Researchers are still trying to understand what causes mental illness. There is no one cause — it can happen due to a mix of factors including genetics, how your brain works, how you grew up, your environment, your social group, your culture and life experience.
According to healthdirect.com, some examples of these factors include:
- Genetic factors: having a close family member with a mental illness can increase the risk. However, just because one family member has a mental illness doesn’t mean that others will.
- Drug and alcohol abuse: illicit drug use can trigger a manic episode (bipolar disorder) or an episode of psychosis. Drugs such as cocaine, marijuana and amphetamines can cause paranoia.
- Other biological factors: some medical conditions or hormonal changes.
- Early life environment: negative childhood experiences such as abuse or neglect can increase the risk of some mental illnesses.
- Trauma and stress: in adulthood, traumatic life events or ongoing stress such as social isolation, domestic violence, relationship breakdown, financial or work problems can increase the risk of mental illness. Traumatic experiences such as living in a war zone can increase the risk of post-traumatic stress disorder (PTSD).

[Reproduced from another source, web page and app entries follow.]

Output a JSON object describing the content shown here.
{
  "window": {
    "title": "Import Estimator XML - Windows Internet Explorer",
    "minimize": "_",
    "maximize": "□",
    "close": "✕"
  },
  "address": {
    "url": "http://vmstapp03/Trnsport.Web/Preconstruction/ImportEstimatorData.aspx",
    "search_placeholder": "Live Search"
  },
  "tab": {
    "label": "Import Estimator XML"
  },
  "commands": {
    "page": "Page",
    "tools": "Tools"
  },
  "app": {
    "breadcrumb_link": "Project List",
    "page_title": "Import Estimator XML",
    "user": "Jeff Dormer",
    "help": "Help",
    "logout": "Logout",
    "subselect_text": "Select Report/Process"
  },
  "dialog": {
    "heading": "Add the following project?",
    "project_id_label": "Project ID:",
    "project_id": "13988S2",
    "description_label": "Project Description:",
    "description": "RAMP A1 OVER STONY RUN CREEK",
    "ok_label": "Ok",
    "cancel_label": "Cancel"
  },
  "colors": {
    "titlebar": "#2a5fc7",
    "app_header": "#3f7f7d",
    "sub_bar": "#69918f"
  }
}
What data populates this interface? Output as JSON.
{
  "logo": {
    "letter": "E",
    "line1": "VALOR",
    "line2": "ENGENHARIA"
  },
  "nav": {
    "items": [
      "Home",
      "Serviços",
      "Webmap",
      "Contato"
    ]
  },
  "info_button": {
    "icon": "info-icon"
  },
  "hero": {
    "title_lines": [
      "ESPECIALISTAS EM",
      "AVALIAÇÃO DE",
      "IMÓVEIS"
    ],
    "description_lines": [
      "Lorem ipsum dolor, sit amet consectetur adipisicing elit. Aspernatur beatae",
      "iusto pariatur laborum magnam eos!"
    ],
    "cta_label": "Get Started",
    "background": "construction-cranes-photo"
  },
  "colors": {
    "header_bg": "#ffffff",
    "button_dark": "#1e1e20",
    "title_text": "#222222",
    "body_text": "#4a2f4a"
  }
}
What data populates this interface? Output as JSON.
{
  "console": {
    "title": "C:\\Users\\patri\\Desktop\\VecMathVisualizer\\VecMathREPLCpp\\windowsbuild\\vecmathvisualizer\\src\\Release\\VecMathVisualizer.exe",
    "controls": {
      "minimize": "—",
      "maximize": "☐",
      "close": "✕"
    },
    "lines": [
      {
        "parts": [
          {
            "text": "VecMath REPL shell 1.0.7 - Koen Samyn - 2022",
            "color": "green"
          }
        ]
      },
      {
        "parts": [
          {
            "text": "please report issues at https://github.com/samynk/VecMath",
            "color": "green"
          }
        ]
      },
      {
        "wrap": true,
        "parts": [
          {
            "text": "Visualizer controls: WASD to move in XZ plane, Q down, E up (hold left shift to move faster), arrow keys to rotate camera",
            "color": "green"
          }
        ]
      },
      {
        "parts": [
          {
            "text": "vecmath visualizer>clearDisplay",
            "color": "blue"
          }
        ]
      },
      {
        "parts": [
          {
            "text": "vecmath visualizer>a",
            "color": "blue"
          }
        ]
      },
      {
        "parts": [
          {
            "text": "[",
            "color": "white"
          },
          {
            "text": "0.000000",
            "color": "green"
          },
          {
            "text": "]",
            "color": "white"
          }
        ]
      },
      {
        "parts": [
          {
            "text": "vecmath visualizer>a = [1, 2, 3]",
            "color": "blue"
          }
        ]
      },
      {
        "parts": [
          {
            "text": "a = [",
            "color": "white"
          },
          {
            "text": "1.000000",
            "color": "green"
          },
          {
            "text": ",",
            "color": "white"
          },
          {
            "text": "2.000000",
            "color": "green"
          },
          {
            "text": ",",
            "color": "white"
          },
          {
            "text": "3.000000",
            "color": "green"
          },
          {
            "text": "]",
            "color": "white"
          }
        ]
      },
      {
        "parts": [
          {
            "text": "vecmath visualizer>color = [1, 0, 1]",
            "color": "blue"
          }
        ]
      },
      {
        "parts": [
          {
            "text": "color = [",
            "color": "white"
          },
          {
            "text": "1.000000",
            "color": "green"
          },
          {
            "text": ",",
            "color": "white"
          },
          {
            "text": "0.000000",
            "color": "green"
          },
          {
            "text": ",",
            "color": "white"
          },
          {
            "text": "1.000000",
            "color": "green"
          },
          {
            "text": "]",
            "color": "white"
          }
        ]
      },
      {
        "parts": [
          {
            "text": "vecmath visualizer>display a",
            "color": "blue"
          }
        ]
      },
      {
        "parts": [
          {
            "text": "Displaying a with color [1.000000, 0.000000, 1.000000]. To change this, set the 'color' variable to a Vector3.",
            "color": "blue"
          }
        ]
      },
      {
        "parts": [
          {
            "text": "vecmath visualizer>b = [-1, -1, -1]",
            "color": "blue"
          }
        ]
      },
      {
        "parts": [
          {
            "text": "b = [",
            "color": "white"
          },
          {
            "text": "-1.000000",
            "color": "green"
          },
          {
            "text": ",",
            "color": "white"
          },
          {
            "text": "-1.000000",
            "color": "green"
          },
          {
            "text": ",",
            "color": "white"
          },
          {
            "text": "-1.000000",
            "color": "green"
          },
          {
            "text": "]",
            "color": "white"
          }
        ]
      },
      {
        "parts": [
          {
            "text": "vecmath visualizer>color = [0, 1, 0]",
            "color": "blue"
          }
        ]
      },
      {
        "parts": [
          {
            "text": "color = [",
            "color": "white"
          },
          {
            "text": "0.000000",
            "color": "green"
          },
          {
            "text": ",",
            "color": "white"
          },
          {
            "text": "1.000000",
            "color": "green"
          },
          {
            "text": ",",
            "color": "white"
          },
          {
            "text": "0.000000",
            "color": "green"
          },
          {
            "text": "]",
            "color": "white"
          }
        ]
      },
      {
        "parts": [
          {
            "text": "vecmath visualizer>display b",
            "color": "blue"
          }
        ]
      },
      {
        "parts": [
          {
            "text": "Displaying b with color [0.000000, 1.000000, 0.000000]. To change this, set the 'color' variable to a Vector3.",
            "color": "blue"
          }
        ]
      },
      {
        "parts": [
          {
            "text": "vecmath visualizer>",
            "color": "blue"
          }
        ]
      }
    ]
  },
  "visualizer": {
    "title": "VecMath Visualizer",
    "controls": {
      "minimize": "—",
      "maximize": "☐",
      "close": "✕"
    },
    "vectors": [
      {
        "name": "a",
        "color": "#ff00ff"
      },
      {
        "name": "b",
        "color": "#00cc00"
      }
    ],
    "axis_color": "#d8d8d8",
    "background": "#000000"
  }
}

- Personality factors: some traits such as perfectionism or low self-esteem can increase the risk of depression or anxiety.